Thrill of the Hunt

March 22, 2019
BUILDING BONDS McGough trains golden eagles, such as this female named Pterodactyl, to hunt with humans.
ROB PALMER

Lauren McGough has always been interested in birds. Growing up in Oklahoma, she spent time bird-watching. She also read about people who hunted with birds during the Middle Ages.

“A lot of falconers will tell you that we were born falconers but just didn’t know it,” McGough told TIME for Kids. “Something had to spark that realization that this is what I’m supposed to be doing with my life.”

That spark came when McGough was 14. A library book inspired her. It was called A Rage for Falcons. The book is about modern falconry in America. “It seemed like such a crazy idea to have a bird of prey be a willing hunting companion to humans,” McGough said. After training for seven years, she became a master falconer.

Golden Opportunity

Falconry has existed for thousands of years. One of the oldest kinds is hunting with golden eagles. It began in Mongolia, in Central Asia. McGough went there to learn the practice.

Traditionally, eagle hunters are men.
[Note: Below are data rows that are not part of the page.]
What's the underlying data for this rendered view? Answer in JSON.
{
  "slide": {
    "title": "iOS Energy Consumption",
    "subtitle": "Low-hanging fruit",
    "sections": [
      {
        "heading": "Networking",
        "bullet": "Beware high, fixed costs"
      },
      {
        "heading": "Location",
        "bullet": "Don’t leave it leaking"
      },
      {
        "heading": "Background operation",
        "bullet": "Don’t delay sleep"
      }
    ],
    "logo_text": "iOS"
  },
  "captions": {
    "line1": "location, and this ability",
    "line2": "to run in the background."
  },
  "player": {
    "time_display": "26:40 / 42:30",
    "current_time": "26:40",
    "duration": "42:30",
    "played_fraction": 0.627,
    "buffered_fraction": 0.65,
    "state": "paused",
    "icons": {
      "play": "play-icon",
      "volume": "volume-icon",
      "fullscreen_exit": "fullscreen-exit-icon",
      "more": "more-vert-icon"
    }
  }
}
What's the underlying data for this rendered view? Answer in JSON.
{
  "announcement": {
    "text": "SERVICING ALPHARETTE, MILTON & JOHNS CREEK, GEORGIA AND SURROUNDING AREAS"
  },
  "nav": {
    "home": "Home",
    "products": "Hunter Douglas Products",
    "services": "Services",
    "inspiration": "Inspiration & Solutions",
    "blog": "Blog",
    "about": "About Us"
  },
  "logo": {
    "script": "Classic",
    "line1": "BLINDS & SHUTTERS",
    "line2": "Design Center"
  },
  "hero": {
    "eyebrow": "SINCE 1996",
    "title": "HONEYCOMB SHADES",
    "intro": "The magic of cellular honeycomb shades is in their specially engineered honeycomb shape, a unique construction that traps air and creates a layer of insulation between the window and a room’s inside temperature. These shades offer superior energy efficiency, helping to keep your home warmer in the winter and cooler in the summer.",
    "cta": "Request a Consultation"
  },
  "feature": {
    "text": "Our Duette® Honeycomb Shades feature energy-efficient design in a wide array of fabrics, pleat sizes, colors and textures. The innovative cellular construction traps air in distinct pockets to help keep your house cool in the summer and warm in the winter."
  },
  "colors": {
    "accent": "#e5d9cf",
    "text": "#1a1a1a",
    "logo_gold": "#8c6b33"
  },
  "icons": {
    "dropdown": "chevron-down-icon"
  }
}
But McGough was welcomed when she arrived in Mongolia. “I think they were happy that someone was interested in learning,” she said.

Training an eagle takes months. Hunters must build trust with a bird. “These animals are very independent and capable of living by themselves,” McGough said. “My goal is to convince the eagle that life is better with my help.”

McGough worked with a 2-year-old eagle named Alema. She trained Alema by hand-feeding and rewarding her. Alema was released into the wild once McGough finished her training.

Now, McGough rehabilitates injured eagles in the United States and South Africa. She is excited for the future of falconry. “Once you know about falconry, you start noticing all kinds of birds around you,” she says.